Buttermilk is a by-product obtained from the batting insertion in the process of obtaining cream and butter and it is constituted by fat globules which are surrounded by milk fat globule membranes (MFGMs). During the stirring process, the membrane is ruptured and the various components present therein are released. Because it has a high nutritional content and low cost, buttermilk has drawn attention in the prospect of new forms of application. In addition, its disposal is expensive and not biologically viable. The objective of this work is to present a compilation of the technological and biological activities of buttermilk. Among the technological properties, it is worth mentioning its application as in the production of functional foods, a conduit for the incorporation of probiotics, inhibition of bacterial adherence on industrial surfaces, as well as the encapsulation of easily degraded activities and fermentative processes. Among the biological properties, its antioxidant, hypocholesterolemic, antimicrobial, and anticancer activities stand out.
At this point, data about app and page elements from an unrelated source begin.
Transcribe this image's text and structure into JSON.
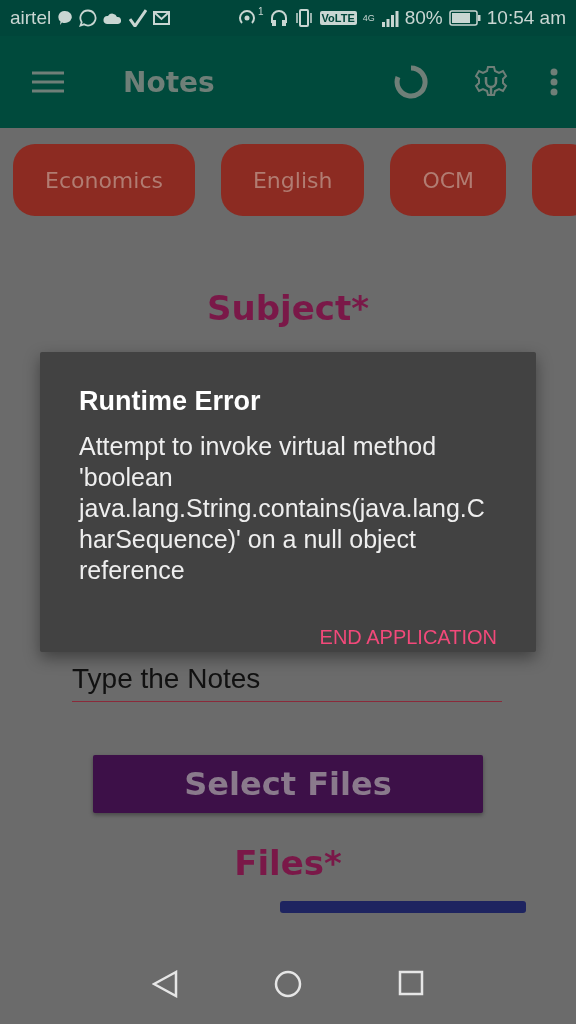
{
  "status_bar": {
    "carrier": "airtel",
    "hotspot_count": "1",
    "volte": "VoLTE",
    "network": "4G",
    "battery_text": "80%",
    "time": "10:54 am"
  },
  "app_bar": {
    "title": "Notes"
  },
  "chips": [
    {
      "kind": "label",
      "label": "Economics"
    },
    {
      "kind": "label",
      "label": "English"
    },
    {
      "kind": "label",
      "label": "OCM"
    },
    {
      "kind": "partial"
    }
  ],
  "subject_heading": "Subject*",
  "notes_field": {
    "placeholder": "Type the Notes"
  },
  "select_button": "Select Files",
  "files_heading": "Files*",
  "dialog": {
    "title": "Runtime Error",
    "message": "Attempt to invoke virtual method 'boolean java.lang.String.contains(java.lang.CharSequence)' on a null object reference",
    "button": "END APPLICATION"
  }
}
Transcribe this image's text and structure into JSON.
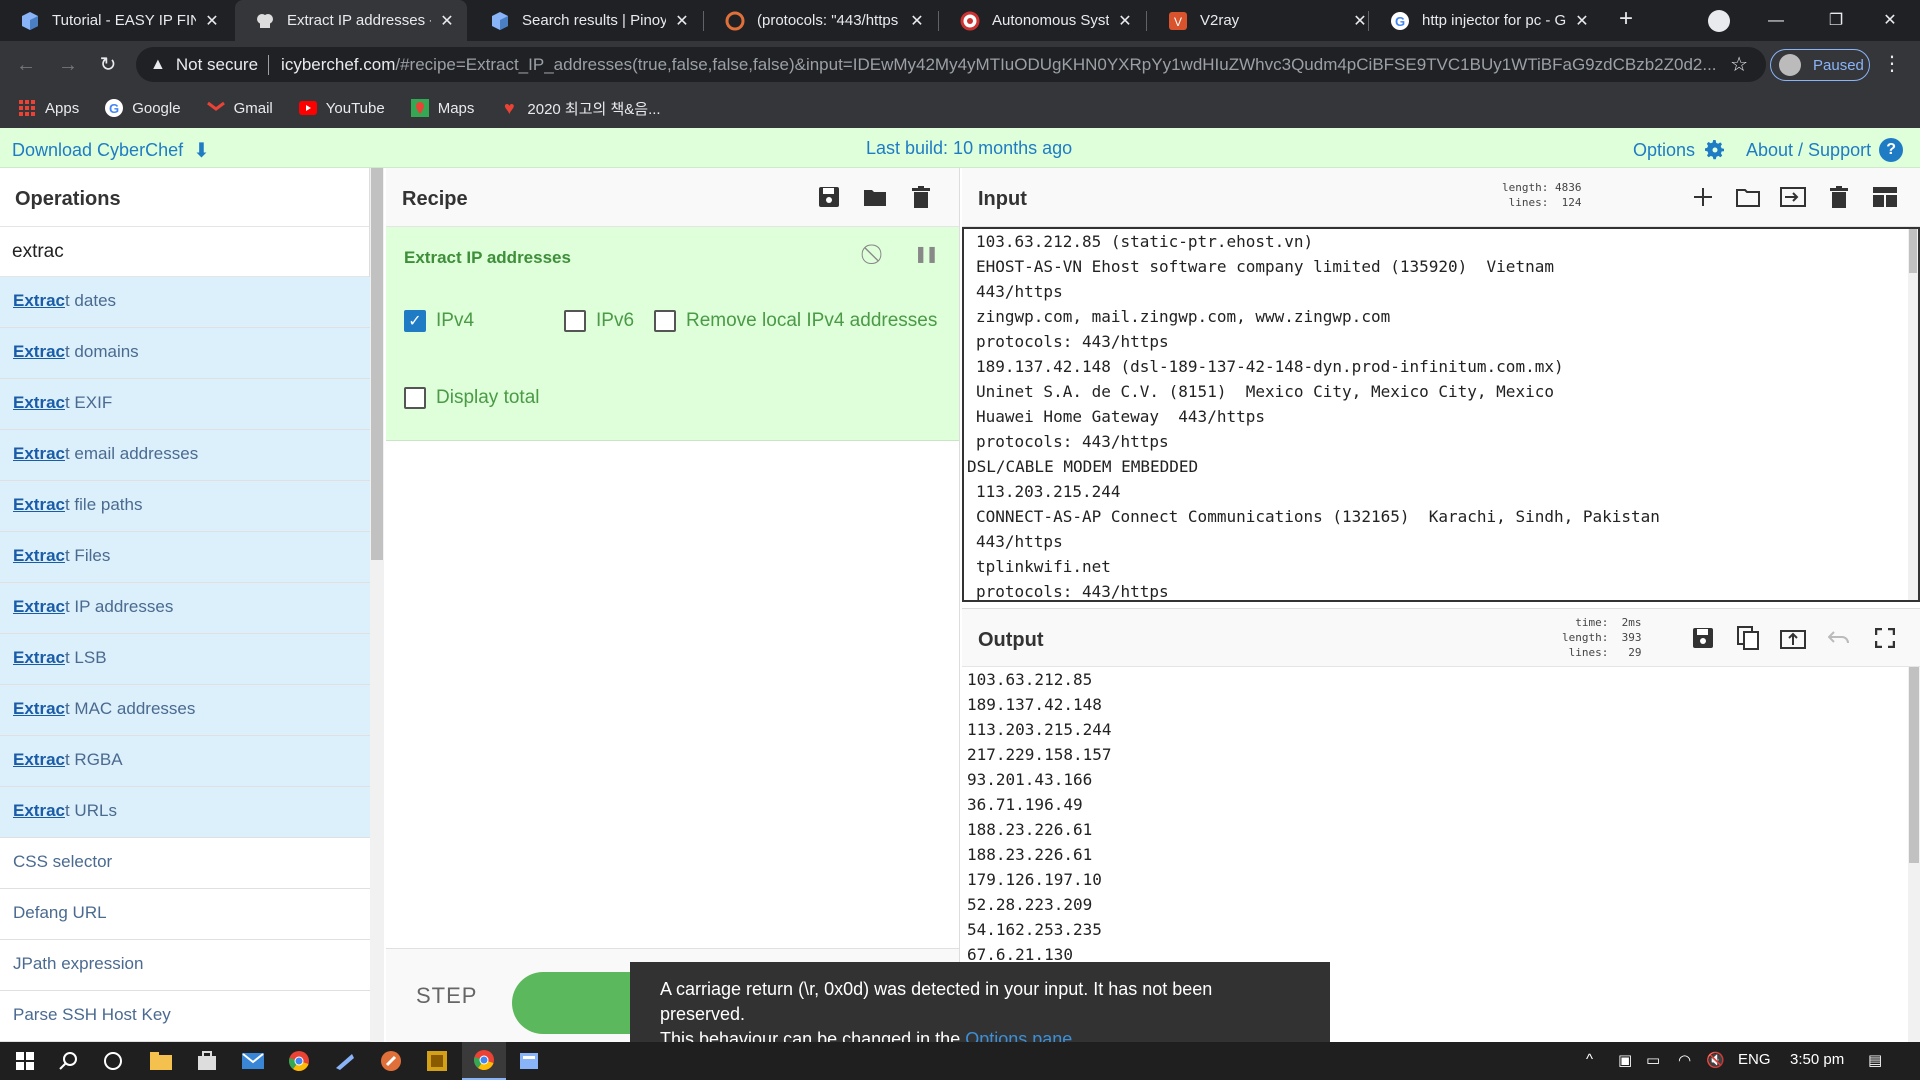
{
  "browser": {
    "tabs": [
      {
        "title": "Tutorial - EASY IP FINDER",
        "icon": "cube-icon"
      },
      {
        "title": "Extract IP addresses - CyberChef",
        "icon": "chef-hat-icon",
        "active": true
      },
      {
        "title": "Search results | Pinoy",
        "icon": "cube-icon"
      },
      {
        "title": "(protocols: \"443/https",
        "icon": "shodan-icon"
      },
      {
        "title": "Autonomous System Lookup",
        "icon": "as-icon"
      },
      {
        "title": "V2ray",
        "icon": "v2ray-icon"
      },
      {
        "title": "http injector for pc - Google",
        "icon": "google-icon"
      }
    ],
    "not_secure": "Not secure",
    "url_domain": "icyberchef.com",
    "url_rest": "/#recipe=Extract_IP_addresses(true,false,false,false)&input=IDEwMy42My4yMTIuODUgKHN0YXRpYy1wdHIuZWhvc3Qudm4pCiBFSE9TVC1BUy1WTiBFaG9zdCBzb2Z0d2...",
    "profile_label": "Paused",
    "bookmarks": [
      {
        "label": "Apps"
      },
      {
        "label": "Google"
      },
      {
        "label": "Gmail"
      },
      {
        "label": "YouTube"
      },
      {
        "label": "Maps"
      },
      {
        "label": "2020 최고의 책&음..."
      }
    ]
  },
  "banner": {
    "download": "Download CyberChef",
    "last_build": "Last build: 10 months ago",
    "options": "Options",
    "about": "About / Support"
  },
  "operations": {
    "title": "Operations",
    "search_value": "extrac",
    "items": [
      {
        "hl": "Extrac",
        "rest": "t dates"
      },
      {
        "hl": "Extrac",
        "rest": "t domains"
      },
      {
        "hl": "Extrac",
        "rest": "t EXIF"
      },
      {
        "hl": "Extrac",
        "rest": "t email addresses"
      },
      {
        "hl": "Extrac",
        "rest": "t file paths"
      },
      {
        "hl": "Extrac",
        "rest": "t Files"
      },
      {
        "hl": "Extrac",
        "rest": "t IP addresses"
      },
      {
        "hl": "Extrac",
        "rest": "t LSB"
      },
      {
        "hl": "Extrac",
        "rest": "t MAC addresses"
      },
      {
        "hl": "Extrac",
        "rest": "t RGBA"
      },
      {
        "hl": "Extrac",
        "rest": "t URLs"
      },
      {
        "hl": "",
        "rest": "CSS selector"
      },
      {
        "hl": "",
        "rest": "Defang URL"
      },
      {
        "hl": "",
        "rest": "JPath expression"
      },
      {
        "hl": "",
        "rest": "Parse SSH Host Key"
      }
    ]
  },
  "recipe": {
    "title": "Recipe",
    "operation": {
      "name": "Extract IP addresses",
      "ipv4_label": "IPv4",
      "ipv4": true,
      "ipv6_label": "IPv6",
      "ipv6": false,
      "remove_local_label": "Remove local IPv4 addresses",
      "remove_local": false,
      "display_total_label": "Display total",
      "display_total": false
    },
    "step_label": "STEP"
  },
  "input": {
    "title": "Input",
    "stats": "length: 4836\n lines:  124",
    "lines": [
      "103.63.212.85 (static-ptr.ehost.vn)",
      "EHOST-AS-VN Ehost software company limited (135920)  Vietnam",
      "443/https",
      "zingwp.com, mail.zingwp.com, www.zingwp.com",
      "protocols: 443/https",
      "189.137.42.148 (dsl-189-137-42-148-dyn.prod-infinitum.com.mx)",
      "Uninet S.A. de C.V. (8151)  Mexico City, Mexico City, Mexico",
      "Huawei Home Gateway  443/https",
      "protocols: 443/https",
      "DSL/CABLE MODEM EMBEDDED",
      "113.203.215.244",
      "CONNECT-AS-AP Connect Communications (132165)  Karachi, Sindh, Pakistan",
      "443/https",
      "tplinkwifi.net",
      "protocols: 443/https"
    ]
  },
  "output": {
    "title": "Output",
    "stats": "  time:  2ms\nlength:  393\n lines:   29",
    "lines": [
      "103.63.212.85",
      "189.137.42.148",
      "113.203.215.244",
      "217.229.158.157",
      "93.201.43.166",
      "36.71.196.49",
      "188.23.226.61",
      "188.23.226.61",
      "179.126.197.10",
      "52.28.223.209",
      "54.162.253.235",
      "67.6.21.130"
    ]
  },
  "toast": {
    "line1": "A carriage return (\\r, 0x0d) was detected in your input. It has not been preserved.",
    "line2": "This behaviour can be changed in the ",
    "link": "Options pane"
  },
  "taskbar": {
    "lang": "ENG",
    "time": "3:50 pm"
  },
  "colors": {
    "accent": "#1f7cc4",
    "recipe_bg": "#dfffdb",
    "op_highlight_bg": "#dcf0fb",
    "bake_green": "#5cb85c"
  }
}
In conclusion, the reuse of buttermilk is economically and sustainably viable and encourages increasing research related to its use.
Part of the book: Whey